Gaston Day School is open at full capacity. Two and a half weeks into the year, there have been no coronavirus cases.

GASTON COUNTY, N.C. — As public schools across North Carolina continue to navigate the uncharted waters of the COVID-19 pandemic, private schools don't have to follow the same state guidelines as their public counterparts. 

In fact, many private schools in the Charlotte area are offering in-person learning options, which resulted in an increase in interest from parents of public school students. As public schools, like Charlotte-Mecklenburg Schools, work towards bringing kids back into the classroom, administrators can look at what's working for private schools. 

Gaston Day School is open at full capacity with a lot of safety measures in place. Halfway into the third week, there have been no positive coronavirus cases. Students are spaced out in the classroom and buildings and kept in the same small groups. They’re required to wear masks and undergo daily health screenings.

“It’s a lot different not seeing everybody, but I’m just glad we're here,” said senior Trisha Andres.

Across county lines, CMS leaders are having conversations about how to make the transition into some in person learning. Board of Education member Sean Strain says it could happen soon.
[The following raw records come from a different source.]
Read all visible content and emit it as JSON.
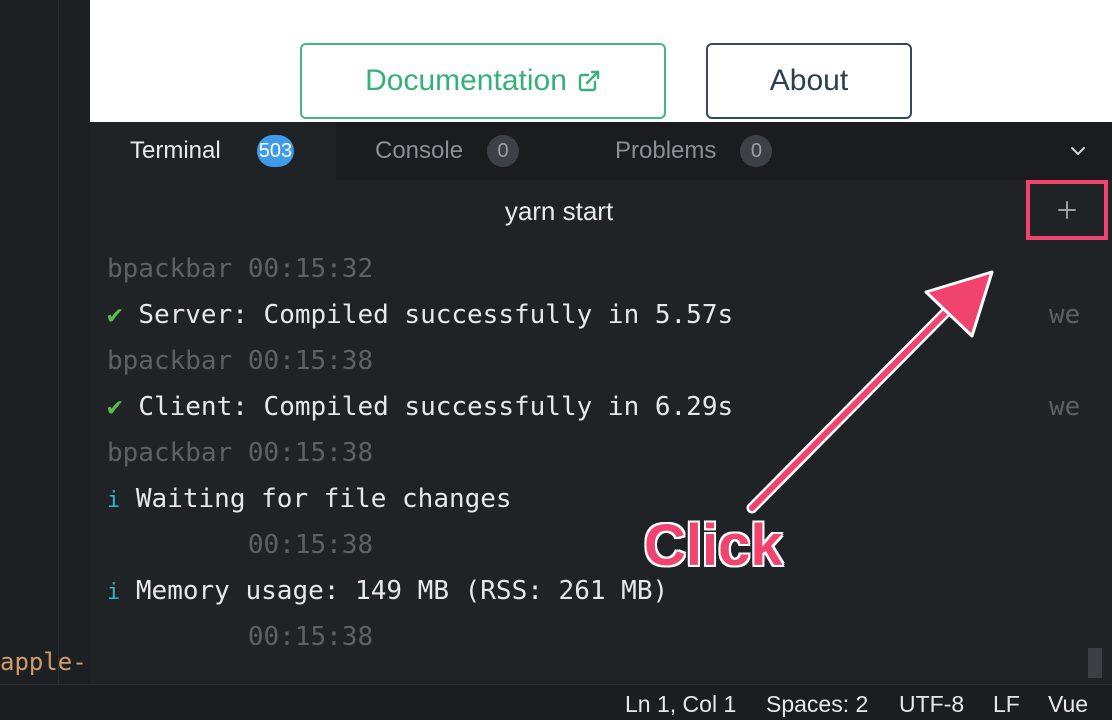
{
  "editor": {
    "code_fragment": "apple-"
  },
  "preview": {
    "documentation_label": "Documentation",
    "about_label": "About"
  },
  "panel": {
    "tabs": [
      {
        "label": "Terminal",
        "badge": "503",
        "active": true
      },
      {
        "label": "Console",
        "badge": "0",
        "active": false
      },
      {
        "label": "Problems",
        "badge": "0",
        "active": false
      }
    ],
    "terminal_title": "yarn start",
    "output": [
      {
        "text": "bpackbar 00:15:32"
      },
      {
        "icon": "✔",
        "text": "Server: Compiled successfully in 5.57s",
        "trail": "we"
      },
      {
        "text": "bpackbar 00:15:38"
      },
      {
        "icon": "✔",
        "text": "Client: Compiled successfully in 6.29s",
        "trail": "we"
      },
      {
        "text": "bpackbar 00:15:38"
      },
      {
        "icon": "i",
        "text": "Waiting for file changes"
      },
      {
        "text": "         00:15:38"
      },
      {
        "icon": "i",
        "text": "Memory usage: 149 MB (RSS: 261 MB)"
      },
      {
        "text": "         00:15:38"
      }
    ]
  },
  "status_bar": {
    "position": "Ln 1, Col 1",
    "spaces": "Spaces: 2",
    "encoding": "UTF-8",
    "eol": "LF",
    "language": "Vue"
  },
  "annotation": {
    "label": "Click"
  },
  "colors": {
    "accent_green": "#41b883",
    "about_border": "#34495e",
    "badge_blue": "#3d9be9",
    "annotation_pink": "#f0446f"
  }
}
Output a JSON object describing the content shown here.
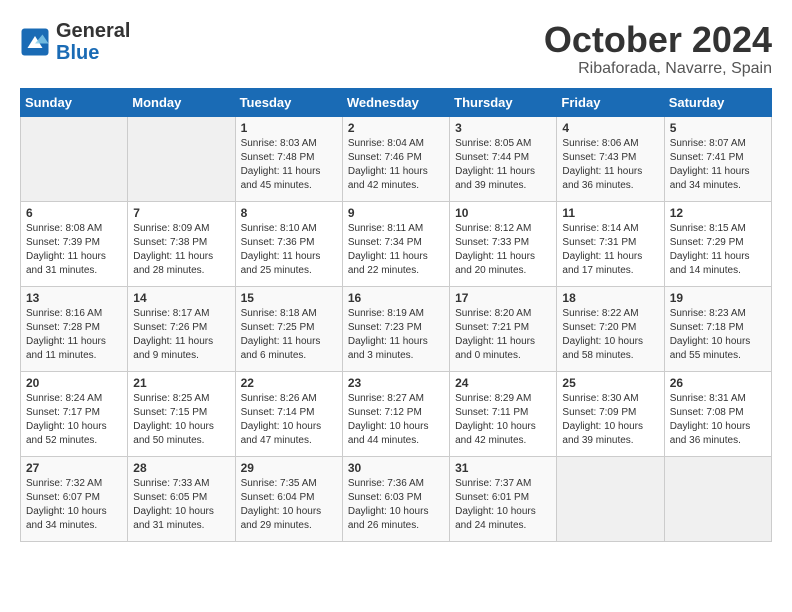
{
  "logo": {
    "line1": "General",
    "line2": "Blue"
  },
  "title": "October 2024",
  "location": "Ribaforada, Navarre, Spain",
  "weekdays": [
    "Sunday",
    "Monday",
    "Tuesday",
    "Wednesday",
    "Thursday",
    "Friday",
    "Saturday"
  ],
  "weeks": [
    [
      {
        "day": "",
        "info": ""
      },
      {
        "day": "",
        "info": ""
      },
      {
        "day": "1",
        "info": "Sunrise: 8:03 AM\nSunset: 7:48 PM\nDaylight: 11 hours and 45 minutes."
      },
      {
        "day": "2",
        "info": "Sunrise: 8:04 AM\nSunset: 7:46 PM\nDaylight: 11 hours and 42 minutes."
      },
      {
        "day": "3",
        "info": "Sunrise: 8:05 AM\nSunset: 7:44 PM\nDaylight: 11 hours and 39 minutes."
      },
      {
        "day": "4",
        "info": "Sunrise: 8:06 AM\nSunset: 7:43 PM\nDaylight: 11 hours and 36 minutes."
      },
      {
        "day": "5",
        "info": "Sunrise: 8:07 AM\nSunset: 7:41 PM\nDaylight: 11 hours and 34 minutes."
      }
    ],
    [
      {
        "day": "6",
        "info": "Sunrise: 8:08 AM\nSunset: 7:39 PM\nDaylight: 11 hours and 31 minutes."
      },
      {
        "day": "7",
        "info": "Sunrise: 8:09 AM\nSunset: 7:38 PM\nDaylight: 11 hours and 28 minutes."
      },
      {
        "day": "8",
        "info": "Sunrise: 8:10 AM\nSunset: 7:36 PM\nDaylight: 11 hours and 25 minutes."
      },
      {
        "day": "9",
        "info": "Sunrise: 8:11 AM\nSunset: 7:34 PM\nDaylight: 11 hours and 22 minutes."
      },
      {
        "day": "10",
        "info": "Sunrise: 8:12 AM\nSunset: 7:33 PM\nDaylight: 11 hours and 20 minutes."
      },
      {
        "day": "11",
        "info": "Sunrise: 8:14 AM\nSunset: 7:31 PM\nDaylight: 11 hours and 17 minutes."
      },
      {
        "day": "12",
        "info": "Sunrise: 8:15 AM\nSunset: 7:29 PM\nDaylight: 11 hours and 14 minutes."
      }
    ],
    [
      {
        "day": "13",
        "info": "Sunrise: 8:16 AM\nSunset: 7:28 PM\nDaylight: 11 hours and 11 minutes."
      },
      {
        "day": "14",
        "info": "Sunrise: 8:17 AM\nSunset: 7:26 PM\nDaylight: 11 hours and 9 minutes."
      },
      {
        "day": "15",
        "info": "Sunrise: 8:18 AM\nSunset: 7:25 PM\nDaylight: 11 hours and 6 minutes."
      },
      {
        "day": "16",
        "info": "Sunrise: 8:19 AM\nSunset: 7:23 PM\nDaylight: 11 hours and 3 minutes."
      },
      {
        "day": "17",
        "info": "Sunrise: 8:20 AM\nSunset: 7:21 PM\nDaylight: 11 hours and 0 minutes."
      },
      {
        "day": "18",
        "info": "Sunrise: 8:22 AM\nSunset: 7:20 PM\nDaylight: 10 hours and 58 minutes."
      },
      {
        "day": "19",
        "info": "Sunrise: 8:23 AM\nSunset: 7:18 PM\nDaylight: 10 hours and 55 minutes."
      }
    ],
    [
      {
        "day": "20",
        "info": "Sunrise: 8:24 AM\nSunset: 7:17 PM\nDaylight: 10 hours and 52 minutes."
      },
      {
        "day": "21",
        "info": "Sunrise: 8:25 AM\nSunset: 7:15 PM\nDaylight: 10 hours and 50 minutes."
      },
      {
        "day": "22",
        "info": "Sunrise: 8:26 AM\nSunset: 7:14 PM\nDaylight: 10 hours and 47 minutes."
      },
      {
        "day": "23",
        "info": "Sunrise: 8:27 AM\nSunset: 7:12 PM\nDaylight: 10 hours and 44 minutes."
      },
      {
        "day": "24",
        "info": "Sunrise: 8:29 AM\nSunset: 7:11 PM\nDaylight: 10 hours and 42 minutes."
      },
      {
        "day": "25",
        "info": "Sunrise: 8:30 AM\nSunset: 7:09 PM\nDaylight: 10 hours and 39 minutes."
      },
      {
        "day": "26",
        "info": "Sunrise: 8:31 AM\nSunset: 7:08 PM\nDaylight: 10 hours and 36 minutes."
      }
    ],
    [
      {
        "day": "27",
        "info": "Sunrise: 7:32 AM\nSunset: 6:07 PM\nDaylight: 10 hours and 34 minutes."
      },
      {
        "day": "28",
        "info": "Sunrise: 7:33 AM\nSunset: 6:05 PM\nDaylight: 10 hours and 31 minutes."
      },
      {
        "day": "29",
        "info": "Sunrise: 7:35 AM\nSunset: 6:04 PM\nDaylight: 10 hours and 29 minutes."
      },
      {
        "day": "30",
        "info": "Sunrise: 7:36 AM\nSunset: 6:03 PM\nDaylight: 10 hours and 26 minutes."
      },
      {
        "day": "31",
        "info": "Sunrise: 7:37 AM\nSunset: 6:01 PM\nDaylight: 10 hours and 24 minutes."
      },
      {
        "day": "",
        "info": ""
      },
      {
        "day": "",
        "info": ""
      }
    ]
  ]
}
Gaston Day School gave families the option to do all online learning. For Heather Keetes-Wright, sending her son Marco, who is a sophomore, back wasn’t an easy decision. They didn’t make it until the last possible second but so far, feel like it was the right decision.

RELATED: Union County superintendent not panicking over COVID-19 in schools yet

"I have felt safe when he walks in the door, it makes me feel good when he walks in the door and he's smiling or happy and his usual self,” said Keetes-Wright. She said she was noticing the impacts isolation was having on Marco.

Even though it is more limited than in years past, students like Andres feel the benefits of social interaction.

 "I'm a very social person and I learn a lot better in person, being able to stay focused,” she said.

Every family situation is different, but for public school parents itching to get back to some semblance of normal, Keetes-Wright says their current situation shows there’s some hope.

"We say this all the time, but kids really are resilient, he's just rolling with it. It’s not terribly abnormal for him,” she said.

Many CMS parents are curious when their children will be back in the classroom, even part time. The Board of Education will hear reopening plans at next week’s meeting.

RELATED: CMS students could start returning to in-person instruction before end of month